- [The task]: Using the listing below, report each line holding the string "starter".
[Listed records Boundary: Start]
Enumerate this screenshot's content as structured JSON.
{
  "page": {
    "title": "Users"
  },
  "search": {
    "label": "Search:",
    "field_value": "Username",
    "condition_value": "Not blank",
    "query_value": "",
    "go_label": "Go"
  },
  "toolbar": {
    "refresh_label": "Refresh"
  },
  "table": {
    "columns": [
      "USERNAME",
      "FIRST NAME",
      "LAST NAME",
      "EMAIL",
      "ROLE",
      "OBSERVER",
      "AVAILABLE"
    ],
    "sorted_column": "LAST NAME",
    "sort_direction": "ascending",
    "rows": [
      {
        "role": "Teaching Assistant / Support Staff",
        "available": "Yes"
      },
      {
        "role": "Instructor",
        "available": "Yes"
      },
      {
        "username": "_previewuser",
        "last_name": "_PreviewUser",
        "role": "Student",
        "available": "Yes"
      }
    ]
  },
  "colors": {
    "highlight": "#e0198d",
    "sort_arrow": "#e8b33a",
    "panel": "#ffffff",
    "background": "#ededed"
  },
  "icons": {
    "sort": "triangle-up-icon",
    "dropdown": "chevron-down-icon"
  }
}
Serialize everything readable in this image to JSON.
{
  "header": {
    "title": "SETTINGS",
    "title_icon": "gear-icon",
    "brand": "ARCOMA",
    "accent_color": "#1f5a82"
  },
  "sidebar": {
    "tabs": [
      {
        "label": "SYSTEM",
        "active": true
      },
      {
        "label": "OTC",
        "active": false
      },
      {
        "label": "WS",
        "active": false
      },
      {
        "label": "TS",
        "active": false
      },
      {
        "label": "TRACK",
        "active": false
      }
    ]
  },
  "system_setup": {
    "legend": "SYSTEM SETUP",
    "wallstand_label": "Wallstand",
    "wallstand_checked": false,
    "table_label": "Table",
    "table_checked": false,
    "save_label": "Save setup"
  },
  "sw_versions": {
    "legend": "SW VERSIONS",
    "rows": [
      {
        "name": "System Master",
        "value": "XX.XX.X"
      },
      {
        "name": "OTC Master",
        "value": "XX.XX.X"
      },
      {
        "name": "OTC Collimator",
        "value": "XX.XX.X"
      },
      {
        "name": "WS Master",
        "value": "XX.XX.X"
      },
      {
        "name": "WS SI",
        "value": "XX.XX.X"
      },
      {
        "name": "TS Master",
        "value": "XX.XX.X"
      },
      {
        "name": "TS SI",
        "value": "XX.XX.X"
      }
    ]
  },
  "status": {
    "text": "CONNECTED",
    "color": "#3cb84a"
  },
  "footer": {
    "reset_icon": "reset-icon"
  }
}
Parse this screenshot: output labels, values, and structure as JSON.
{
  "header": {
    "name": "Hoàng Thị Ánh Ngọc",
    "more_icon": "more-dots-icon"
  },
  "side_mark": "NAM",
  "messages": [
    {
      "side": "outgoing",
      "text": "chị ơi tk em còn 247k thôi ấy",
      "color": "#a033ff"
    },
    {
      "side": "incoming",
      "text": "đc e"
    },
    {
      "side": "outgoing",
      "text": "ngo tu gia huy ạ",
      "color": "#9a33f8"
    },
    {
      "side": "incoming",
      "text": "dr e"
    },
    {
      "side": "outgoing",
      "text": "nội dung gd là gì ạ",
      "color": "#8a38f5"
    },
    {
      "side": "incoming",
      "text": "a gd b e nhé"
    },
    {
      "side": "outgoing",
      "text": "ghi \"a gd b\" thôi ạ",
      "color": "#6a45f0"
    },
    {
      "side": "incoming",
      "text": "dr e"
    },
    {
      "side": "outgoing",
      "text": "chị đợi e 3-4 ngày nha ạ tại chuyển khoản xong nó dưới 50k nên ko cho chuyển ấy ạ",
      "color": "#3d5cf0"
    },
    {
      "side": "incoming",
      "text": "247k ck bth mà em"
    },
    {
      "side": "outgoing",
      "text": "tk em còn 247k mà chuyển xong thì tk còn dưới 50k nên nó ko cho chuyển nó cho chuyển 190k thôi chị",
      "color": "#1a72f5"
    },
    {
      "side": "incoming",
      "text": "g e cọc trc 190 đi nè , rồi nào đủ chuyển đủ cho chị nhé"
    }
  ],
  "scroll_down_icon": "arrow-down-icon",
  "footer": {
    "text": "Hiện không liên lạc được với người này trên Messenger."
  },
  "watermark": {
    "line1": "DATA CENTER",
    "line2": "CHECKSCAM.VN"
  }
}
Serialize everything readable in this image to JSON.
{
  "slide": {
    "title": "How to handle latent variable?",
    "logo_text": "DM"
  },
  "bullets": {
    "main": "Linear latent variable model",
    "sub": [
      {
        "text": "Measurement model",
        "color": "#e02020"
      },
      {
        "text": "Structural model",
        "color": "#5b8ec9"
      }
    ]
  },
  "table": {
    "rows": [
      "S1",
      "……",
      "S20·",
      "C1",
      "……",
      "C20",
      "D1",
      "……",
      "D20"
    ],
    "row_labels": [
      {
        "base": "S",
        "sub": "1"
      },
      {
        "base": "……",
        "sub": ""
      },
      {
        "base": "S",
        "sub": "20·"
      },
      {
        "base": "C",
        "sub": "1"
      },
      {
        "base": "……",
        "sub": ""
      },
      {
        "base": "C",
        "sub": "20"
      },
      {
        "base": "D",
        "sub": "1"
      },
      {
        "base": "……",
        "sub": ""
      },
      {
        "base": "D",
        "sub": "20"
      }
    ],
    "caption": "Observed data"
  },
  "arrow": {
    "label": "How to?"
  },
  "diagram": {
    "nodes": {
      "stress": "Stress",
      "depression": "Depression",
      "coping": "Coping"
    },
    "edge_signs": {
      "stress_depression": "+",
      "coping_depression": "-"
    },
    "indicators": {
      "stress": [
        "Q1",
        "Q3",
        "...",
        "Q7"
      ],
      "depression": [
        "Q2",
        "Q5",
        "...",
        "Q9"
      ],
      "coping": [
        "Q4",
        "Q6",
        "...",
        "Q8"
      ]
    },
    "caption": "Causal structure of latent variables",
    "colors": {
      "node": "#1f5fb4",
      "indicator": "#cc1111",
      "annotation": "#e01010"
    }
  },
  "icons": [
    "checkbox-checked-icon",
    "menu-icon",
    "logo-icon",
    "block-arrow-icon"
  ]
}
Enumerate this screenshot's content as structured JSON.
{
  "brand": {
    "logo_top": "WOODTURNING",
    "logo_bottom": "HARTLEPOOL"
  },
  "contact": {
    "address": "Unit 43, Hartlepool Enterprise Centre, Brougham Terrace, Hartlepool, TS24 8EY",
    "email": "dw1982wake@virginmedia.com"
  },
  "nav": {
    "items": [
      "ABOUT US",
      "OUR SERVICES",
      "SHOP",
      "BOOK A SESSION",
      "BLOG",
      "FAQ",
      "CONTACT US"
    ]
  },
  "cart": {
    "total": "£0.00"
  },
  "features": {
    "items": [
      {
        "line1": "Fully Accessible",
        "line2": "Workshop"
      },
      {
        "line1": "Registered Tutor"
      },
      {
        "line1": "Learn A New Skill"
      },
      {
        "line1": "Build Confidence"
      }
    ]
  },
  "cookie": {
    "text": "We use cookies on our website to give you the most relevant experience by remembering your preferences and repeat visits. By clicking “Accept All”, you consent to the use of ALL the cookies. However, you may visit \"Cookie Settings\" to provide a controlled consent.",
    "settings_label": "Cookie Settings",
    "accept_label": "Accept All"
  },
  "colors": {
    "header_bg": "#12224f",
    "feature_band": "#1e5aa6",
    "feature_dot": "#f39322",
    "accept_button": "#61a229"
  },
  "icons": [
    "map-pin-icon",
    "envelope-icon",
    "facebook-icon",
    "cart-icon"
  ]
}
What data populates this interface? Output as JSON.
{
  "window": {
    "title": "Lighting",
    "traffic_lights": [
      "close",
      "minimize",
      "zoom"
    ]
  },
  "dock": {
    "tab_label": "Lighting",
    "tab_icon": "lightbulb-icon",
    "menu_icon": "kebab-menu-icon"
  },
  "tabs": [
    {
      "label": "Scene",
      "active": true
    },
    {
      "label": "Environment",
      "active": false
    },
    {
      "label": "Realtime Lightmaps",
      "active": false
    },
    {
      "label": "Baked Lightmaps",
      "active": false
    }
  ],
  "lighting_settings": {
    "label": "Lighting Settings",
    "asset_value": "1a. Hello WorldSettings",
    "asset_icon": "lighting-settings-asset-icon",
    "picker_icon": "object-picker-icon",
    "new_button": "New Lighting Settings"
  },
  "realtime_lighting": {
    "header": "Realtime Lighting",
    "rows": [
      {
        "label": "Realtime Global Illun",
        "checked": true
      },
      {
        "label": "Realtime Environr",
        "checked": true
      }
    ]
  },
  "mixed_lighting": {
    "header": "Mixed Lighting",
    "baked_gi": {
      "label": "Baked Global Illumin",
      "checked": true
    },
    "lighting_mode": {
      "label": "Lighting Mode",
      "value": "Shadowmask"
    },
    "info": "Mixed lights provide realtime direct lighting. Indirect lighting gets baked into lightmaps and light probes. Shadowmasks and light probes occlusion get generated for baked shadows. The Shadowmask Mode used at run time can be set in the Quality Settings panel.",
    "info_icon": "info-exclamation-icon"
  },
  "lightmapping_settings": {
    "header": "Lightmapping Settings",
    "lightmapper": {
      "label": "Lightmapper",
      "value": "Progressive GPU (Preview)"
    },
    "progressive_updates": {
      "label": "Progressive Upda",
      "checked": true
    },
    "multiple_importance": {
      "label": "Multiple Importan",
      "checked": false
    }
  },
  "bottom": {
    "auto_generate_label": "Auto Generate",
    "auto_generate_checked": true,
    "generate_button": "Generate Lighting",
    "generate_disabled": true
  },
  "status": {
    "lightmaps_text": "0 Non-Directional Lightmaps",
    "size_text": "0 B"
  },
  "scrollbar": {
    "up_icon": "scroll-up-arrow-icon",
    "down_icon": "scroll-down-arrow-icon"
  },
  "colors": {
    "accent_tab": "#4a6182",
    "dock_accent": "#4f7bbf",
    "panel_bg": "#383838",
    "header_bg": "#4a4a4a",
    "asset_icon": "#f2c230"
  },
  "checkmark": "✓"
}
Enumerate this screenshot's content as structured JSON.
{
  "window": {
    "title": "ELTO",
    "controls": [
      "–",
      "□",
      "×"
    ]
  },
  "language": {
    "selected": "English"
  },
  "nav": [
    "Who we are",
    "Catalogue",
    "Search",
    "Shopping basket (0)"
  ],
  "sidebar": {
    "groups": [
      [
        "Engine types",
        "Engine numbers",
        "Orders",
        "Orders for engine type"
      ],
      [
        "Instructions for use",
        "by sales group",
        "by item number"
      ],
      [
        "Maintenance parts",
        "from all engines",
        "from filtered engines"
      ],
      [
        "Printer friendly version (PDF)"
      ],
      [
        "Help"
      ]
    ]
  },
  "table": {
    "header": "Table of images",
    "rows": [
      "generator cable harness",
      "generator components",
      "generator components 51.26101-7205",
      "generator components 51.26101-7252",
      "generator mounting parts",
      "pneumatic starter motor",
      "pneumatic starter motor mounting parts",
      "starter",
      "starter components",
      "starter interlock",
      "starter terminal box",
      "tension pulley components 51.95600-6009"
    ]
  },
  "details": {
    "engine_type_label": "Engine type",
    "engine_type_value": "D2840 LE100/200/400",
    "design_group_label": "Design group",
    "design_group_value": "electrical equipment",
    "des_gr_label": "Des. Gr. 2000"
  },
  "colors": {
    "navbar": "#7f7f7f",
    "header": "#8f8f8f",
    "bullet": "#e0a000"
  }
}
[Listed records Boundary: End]
- [Output below]:
      "pneumatic starter motor",
      "pneumatic starter motor mounting parts",
      "starter",
      "starter components",
      "starter interlock",
      "starter terminal box",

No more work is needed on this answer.